→ **Directions for this task**
The entries that follow need to be returned without any alteration.

→ **Data for this task**
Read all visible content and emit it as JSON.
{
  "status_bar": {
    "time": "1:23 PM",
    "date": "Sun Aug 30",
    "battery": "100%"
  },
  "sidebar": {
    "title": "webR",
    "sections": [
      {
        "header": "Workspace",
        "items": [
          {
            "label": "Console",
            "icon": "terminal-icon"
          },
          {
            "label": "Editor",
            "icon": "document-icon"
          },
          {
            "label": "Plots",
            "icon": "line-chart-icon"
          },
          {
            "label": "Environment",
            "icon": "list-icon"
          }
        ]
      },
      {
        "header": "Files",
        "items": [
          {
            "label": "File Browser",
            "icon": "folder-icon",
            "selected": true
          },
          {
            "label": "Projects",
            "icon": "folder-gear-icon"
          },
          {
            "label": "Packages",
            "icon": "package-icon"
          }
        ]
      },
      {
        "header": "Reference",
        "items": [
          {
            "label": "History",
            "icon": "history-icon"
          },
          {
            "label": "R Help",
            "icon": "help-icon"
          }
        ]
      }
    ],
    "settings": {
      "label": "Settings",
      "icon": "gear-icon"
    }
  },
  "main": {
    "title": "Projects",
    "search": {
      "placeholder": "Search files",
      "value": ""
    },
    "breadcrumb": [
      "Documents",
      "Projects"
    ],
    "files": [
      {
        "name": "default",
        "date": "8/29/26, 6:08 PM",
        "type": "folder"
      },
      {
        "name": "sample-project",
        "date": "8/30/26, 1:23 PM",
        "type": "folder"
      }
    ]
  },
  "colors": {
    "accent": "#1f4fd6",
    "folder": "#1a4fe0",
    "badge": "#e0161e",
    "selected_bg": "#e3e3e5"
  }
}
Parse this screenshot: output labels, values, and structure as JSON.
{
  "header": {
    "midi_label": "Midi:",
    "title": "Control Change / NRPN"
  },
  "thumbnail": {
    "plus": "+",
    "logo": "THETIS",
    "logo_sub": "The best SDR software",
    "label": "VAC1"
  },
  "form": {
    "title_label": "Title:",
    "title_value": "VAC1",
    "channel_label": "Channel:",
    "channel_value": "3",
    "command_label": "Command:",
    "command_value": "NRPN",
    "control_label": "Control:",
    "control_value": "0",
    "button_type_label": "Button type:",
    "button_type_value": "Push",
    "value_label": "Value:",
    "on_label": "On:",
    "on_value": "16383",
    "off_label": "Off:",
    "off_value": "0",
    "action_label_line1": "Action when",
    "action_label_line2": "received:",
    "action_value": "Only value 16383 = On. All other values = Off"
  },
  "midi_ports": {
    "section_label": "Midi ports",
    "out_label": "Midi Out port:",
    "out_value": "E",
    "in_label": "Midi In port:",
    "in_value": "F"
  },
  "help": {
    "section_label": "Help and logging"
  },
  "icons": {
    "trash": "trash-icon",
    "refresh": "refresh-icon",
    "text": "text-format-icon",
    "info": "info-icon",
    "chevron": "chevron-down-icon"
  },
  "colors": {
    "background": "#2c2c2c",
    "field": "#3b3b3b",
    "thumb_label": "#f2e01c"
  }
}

→ **Task result**
Read all visible content and emit it as JSON.
{
  "status_bar": {
    "time": "1:23 PM",
    "date": "Sun Aug 30",
    "battery": "100%"
  },
  "sidebar": {
    "title": "webR",
    "sections": [
      {
        "header": "Workspace",
        "items": [
          {
            "label": "Console",
            "icon": "terminal-icon"
          },
          {
            "label": "Editor",
            "icon": "document-icon"
          },
          {
            "label": "Plots",
            "icon": "line-chart-icon"
          },
          {
            "label": "Environment",
            "icon": "list-icon"
          }
        ]
      },
      {
        "header": "Files",
        "items": [
          {
            "label": "File Browser",
            "icon": "folder-icon",
            "selected": true
          },
          {
            "label": "Projects",
            "icon": "folder-gear-icon"
          },
          {
            "label": "Packages",
            "icon": "package-icon"
          }
        ]
      },
      {
        "header": "Reference",
        "items": [
          {
            "label": "History",
            "icon": "history-icon"
          },
          {
            "label": "R Help",
            "icon": "help-icon"
          }
        ]
      }
    ],
    "settings": {
      "label": "Settings",
      "icon": "gear-icon"
    }
  },
  "main": {
    "title": "Projects",
    "search": {
      "placeholder": "Search files",
      "value": ""
    },
    "breadcrumb": [
      "Documents",
      "Projects"
    ],
    "files": [
      {
        "name": "default",
        "date": "8/29/26, 6:08 PM",
        "type": "folder"
      },
      {
        "name": "sample-project",
        "date": "8/30/26, 1:23 PM",
        "type": "folder"
      }
    ]
  },
  "colors": {
    "accent": "#1f4fd6",
    "folder": "#1a4fe0",
    "badge": "#e0161e",
    "selected_bg": "#e3e3e5"
  }
}
Parse this screenshot: output labels, values, and structure as JSON.
{
  "header": {
    "midi_label": "Midi:",
    "title": "Control Change / NRPN"
  },
  "thumbnail": {
    "plus": "+",
    "logo": "THETIS",
    "logo_sub": "The best SDR software",
    "label": "VAC1"
  },
  "form": {
    "title_label": "Title:",
    "title_value": "VAC1",
    "channel_label": "Channel:",
    "channel_value": "3",
    "command_label": "Command:",
    "command_value": "NRPN",
    "control_label": "Control:",
    "control_value": "0",
    "button_type_label": "Button type:",
    "button_type_value": "Push",
    "value_label": "Value:",
    "on_label": "On:",
    "on_value": "16383",
    "off_label": "Off:",
    "off_value": "0",
    "action_label_line1": "Action when",
    "action_label_line2": "received:",
    "action_value": "Only value 16383 = On. All other values = Off"
  },
  "midi_ports": {
    "section_label": "Midi ports",
    "out_label": "Midi Out port:",
    "out_value": "E",
    "in_label": "Midi In port:",
    "in_value": "F"
  },
  "help": {
    "section_label": "Help and logging"
  },
  "icons": {
    "trash": "trash-icon",
    "refresh": "refresh-icon",
    "text": "text-format-icon",
    "info": "info-icon",
    "chevron": "chevron-down-icon"
  },
  "colors": {
    "background": "#2c2c2c",
    "field": "#3b3b3b",
    "thumb_label": "#f2e01c"
  }
}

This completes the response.